George (Lithgow), May (Marsha Mason) and Jerry (Robert Foxworth), a trio of struggling vaudevillians, decide to go for the brass ring, travel West and conquer this new Land of Oz. When George wonders what he'll do out there, Jerry reassures him: "George, you don't know anything about anything, and if what they say about the movies is true, you'll go far."
Indeed George does. And getting there is an uncharted, deliciously zany set of misadventures and terminal silliness in the glitter and fool's gold of the Glogauer Studios.
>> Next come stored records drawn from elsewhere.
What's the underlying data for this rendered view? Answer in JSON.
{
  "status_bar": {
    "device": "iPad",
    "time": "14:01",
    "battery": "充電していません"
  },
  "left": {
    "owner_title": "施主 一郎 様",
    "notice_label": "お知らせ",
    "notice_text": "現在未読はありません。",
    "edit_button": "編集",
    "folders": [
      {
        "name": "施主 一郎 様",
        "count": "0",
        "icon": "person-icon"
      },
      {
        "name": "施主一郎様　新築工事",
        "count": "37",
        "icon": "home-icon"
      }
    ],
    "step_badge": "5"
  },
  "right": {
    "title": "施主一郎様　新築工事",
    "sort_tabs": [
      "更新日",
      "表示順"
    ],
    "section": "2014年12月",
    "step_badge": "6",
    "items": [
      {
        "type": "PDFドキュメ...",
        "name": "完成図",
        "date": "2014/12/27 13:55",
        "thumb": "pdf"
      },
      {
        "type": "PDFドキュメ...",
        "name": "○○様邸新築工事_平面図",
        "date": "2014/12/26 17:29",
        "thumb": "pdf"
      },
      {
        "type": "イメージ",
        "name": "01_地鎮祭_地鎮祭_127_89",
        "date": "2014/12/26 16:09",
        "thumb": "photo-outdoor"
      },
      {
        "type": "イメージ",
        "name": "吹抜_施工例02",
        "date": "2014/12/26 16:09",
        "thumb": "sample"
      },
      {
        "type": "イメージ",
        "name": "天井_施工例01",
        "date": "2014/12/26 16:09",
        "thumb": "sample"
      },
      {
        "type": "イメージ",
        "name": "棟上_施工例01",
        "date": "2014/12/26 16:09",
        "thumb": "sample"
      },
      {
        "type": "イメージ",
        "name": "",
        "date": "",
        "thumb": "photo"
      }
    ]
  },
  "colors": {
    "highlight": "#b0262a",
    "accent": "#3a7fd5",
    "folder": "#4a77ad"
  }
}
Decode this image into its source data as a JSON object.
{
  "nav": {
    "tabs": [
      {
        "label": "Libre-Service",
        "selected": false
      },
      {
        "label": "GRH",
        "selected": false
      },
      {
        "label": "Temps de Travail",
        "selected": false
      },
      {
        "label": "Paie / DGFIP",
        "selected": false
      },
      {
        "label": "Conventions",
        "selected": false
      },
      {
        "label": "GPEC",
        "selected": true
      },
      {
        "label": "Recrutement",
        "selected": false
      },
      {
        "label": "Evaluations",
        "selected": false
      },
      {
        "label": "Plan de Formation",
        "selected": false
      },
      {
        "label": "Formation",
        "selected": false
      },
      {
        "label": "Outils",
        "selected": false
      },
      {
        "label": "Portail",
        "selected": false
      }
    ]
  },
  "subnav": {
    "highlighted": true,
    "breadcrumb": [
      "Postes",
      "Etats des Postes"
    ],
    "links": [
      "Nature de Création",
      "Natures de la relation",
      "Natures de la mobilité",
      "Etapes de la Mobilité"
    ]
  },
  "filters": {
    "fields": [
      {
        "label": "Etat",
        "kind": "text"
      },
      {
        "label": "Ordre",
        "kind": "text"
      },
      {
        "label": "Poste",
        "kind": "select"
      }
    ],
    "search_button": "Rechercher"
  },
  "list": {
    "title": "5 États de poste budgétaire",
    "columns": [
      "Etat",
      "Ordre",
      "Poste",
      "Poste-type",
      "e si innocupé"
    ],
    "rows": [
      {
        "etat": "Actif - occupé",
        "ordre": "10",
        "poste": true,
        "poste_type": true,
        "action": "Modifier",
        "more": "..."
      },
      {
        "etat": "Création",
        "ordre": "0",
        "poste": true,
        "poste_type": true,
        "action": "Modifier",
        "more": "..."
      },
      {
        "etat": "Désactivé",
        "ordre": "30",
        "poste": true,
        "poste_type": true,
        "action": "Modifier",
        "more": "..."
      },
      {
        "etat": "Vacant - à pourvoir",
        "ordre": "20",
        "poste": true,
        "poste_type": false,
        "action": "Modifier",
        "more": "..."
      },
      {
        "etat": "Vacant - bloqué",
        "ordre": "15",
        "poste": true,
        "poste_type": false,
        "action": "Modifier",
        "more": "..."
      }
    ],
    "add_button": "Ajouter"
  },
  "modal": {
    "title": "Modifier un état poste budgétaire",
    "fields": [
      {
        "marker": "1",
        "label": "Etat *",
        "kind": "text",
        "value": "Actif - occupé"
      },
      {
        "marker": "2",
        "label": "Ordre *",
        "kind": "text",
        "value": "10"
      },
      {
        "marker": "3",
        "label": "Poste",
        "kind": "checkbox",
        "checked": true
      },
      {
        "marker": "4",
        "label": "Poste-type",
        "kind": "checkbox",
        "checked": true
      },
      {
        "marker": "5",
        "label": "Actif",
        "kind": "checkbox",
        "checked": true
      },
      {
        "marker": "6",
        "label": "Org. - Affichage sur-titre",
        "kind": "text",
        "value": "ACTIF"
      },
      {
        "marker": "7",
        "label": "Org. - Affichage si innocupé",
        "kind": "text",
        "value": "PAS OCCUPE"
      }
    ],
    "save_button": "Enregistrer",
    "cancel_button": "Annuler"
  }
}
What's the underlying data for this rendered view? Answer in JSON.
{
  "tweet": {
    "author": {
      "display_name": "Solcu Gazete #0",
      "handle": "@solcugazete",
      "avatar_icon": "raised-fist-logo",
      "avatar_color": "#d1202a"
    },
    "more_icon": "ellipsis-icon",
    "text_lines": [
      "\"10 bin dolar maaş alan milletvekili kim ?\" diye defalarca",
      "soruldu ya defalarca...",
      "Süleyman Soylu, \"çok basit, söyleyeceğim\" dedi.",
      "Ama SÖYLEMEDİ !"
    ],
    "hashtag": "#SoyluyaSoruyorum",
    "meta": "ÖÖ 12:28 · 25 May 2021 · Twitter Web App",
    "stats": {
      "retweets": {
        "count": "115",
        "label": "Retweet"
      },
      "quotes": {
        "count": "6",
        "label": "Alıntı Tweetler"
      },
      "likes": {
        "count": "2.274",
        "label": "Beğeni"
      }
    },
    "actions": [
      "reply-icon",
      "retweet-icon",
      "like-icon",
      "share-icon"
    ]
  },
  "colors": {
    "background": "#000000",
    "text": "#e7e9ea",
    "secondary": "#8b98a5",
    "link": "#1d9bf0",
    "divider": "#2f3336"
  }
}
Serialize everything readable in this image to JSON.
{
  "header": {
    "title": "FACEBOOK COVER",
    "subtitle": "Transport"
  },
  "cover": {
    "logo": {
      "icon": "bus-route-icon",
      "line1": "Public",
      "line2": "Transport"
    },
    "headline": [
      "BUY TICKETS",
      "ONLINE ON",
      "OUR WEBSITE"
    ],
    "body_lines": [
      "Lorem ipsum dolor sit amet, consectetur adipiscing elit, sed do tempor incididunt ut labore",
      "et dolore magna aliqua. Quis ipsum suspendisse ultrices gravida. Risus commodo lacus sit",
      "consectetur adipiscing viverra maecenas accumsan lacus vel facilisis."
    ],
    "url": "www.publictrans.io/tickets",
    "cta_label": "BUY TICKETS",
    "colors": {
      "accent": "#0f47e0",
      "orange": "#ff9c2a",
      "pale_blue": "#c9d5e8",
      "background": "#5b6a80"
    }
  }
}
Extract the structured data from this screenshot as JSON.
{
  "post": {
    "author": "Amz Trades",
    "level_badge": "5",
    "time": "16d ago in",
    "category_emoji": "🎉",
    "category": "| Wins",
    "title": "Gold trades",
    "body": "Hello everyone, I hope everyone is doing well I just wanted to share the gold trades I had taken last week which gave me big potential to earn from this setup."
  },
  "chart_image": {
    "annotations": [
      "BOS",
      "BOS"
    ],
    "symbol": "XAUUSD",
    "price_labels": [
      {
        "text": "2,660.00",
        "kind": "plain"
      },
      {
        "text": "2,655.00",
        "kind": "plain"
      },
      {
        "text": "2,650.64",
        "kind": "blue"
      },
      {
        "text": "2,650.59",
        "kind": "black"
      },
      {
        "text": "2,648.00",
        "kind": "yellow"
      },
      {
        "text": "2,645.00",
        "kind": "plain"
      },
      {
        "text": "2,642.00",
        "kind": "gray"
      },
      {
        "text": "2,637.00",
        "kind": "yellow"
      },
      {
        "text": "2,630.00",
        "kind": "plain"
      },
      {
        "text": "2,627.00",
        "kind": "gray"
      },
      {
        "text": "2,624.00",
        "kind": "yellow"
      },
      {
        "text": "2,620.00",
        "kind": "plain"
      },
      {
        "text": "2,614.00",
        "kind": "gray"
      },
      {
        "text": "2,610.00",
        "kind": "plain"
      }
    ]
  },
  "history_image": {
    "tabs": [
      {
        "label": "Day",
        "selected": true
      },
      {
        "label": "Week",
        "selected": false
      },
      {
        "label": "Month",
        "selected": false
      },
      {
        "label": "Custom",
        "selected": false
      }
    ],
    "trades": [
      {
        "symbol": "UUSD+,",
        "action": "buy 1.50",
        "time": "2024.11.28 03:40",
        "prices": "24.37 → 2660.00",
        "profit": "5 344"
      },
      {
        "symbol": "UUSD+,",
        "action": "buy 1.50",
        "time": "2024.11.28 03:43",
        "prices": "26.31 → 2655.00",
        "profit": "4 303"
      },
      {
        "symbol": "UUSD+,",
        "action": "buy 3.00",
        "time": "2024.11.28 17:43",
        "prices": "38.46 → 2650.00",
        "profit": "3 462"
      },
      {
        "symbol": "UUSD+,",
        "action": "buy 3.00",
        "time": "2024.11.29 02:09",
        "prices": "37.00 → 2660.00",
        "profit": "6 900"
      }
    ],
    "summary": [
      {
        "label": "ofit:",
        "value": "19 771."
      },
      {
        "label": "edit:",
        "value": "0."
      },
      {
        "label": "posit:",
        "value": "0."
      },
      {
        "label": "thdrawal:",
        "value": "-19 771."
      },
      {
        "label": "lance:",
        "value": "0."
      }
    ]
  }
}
The way is peppered with vivid caricatures: tout Hollywood gossip columnist Helen Hobart (Marian Mercer); aspiring starlet Susan Walker (Amy Irving); her blathering studio mother (Nan Martin); studio boss Herman Glogauer (Ed Asner in Sam Goldwyn voice and Ben-Gurion look); squealing silent screen stars Phyllis Fontaine (Madolyn Smith) and Florabel Leigh (Bonnie Bedelia); nerdy receptionist Miss Leigh- tuhn (Holly Palance) and an array of pages, chauffeurs and assorted flunkies.
The play's climactic ending is a triumph of accident over reason. Nonsense prevails in a manner that has not changed over the decades and Sunday night's industry audience took unrestrained delight in the unshock of recognition.
Kaufman and Hart couldn't resist the combination: a chance to spoof this brave new world where idiots triumphed, schemes carried the day and writers were locked away in padded cells. (Kaufman himself played the juicy role of playwright Lawrence Vail in the original Broadway production; Auberjonois did him full credit in Sunday's version.)
The prime achievement of L.A. Classic Theatre Works' Sunday broadcast was the pure, unadulterated fun the actors were having. All 22 sat on the stage in full regalia, coming up to the mikes as needed, enjoying each other's turn at bat. They pulled together, swaggered, relished the tiniest cameos (Georgia Brown, Jack Coleman, Fionnula Flanagan and Judge Reinhold ran through a passel of them) and the most flamboyant exchanges (Auberjonois and Lithgow in some matchless parrying). Even some minor technical bloopers near the end were virtually lost in the sheer pleasure of it all.
They don't write comedies like that any more. And they don't often perform them like that any more either.
We may not be able to get all of these actors together all of the time, but some of them some of the time is a reasonable expectation. Whatever the future brings (a pre-recorded reading of Sinclair Lewis' "Babbitt," in toto, is next over KCRW), this company is Los Angeles' newest treasure.
'ONCE IN A LIFETIME' A radio reading of the 1924 comedy by George S. Kaufman and Moss Hart presented by L.A. Classic Theatre Works on Stage 15, Culver Studios in Culver City. Producing director Susan Albert Loewenberg. Associate producing director Sara Maultsby. Project director Judith Auberjonois. Director Tom Moore. Setting Jack De Govia. Lighting Martin Aronstein. Costumes Marianna Elliott. Makeup Richard Arias. Hair design Jeffrey Sacino. Additional radio scripting Carl Gottlieb. Radio engineering Tom Strother. Sound effects Ray Erlenborn. Production stage manager Frank Bayer. Cast Ed Begley Jr., Ted Danson, Jo Beth Williams, John Lithgow, Marsha Mason, Robert Foxworth, David Selby, Marian Mercer, Amy Irving, Jack Coleman, Joanna Miles, Fionnula Flanagan, Georgia Brown, Helen Hunt, Judge Reinhold, Richard Masur, Madolyn Smith, Bonnie Bedelia, Holly Palance, Ed Asner, Nan Martin, Rene Auberjonois.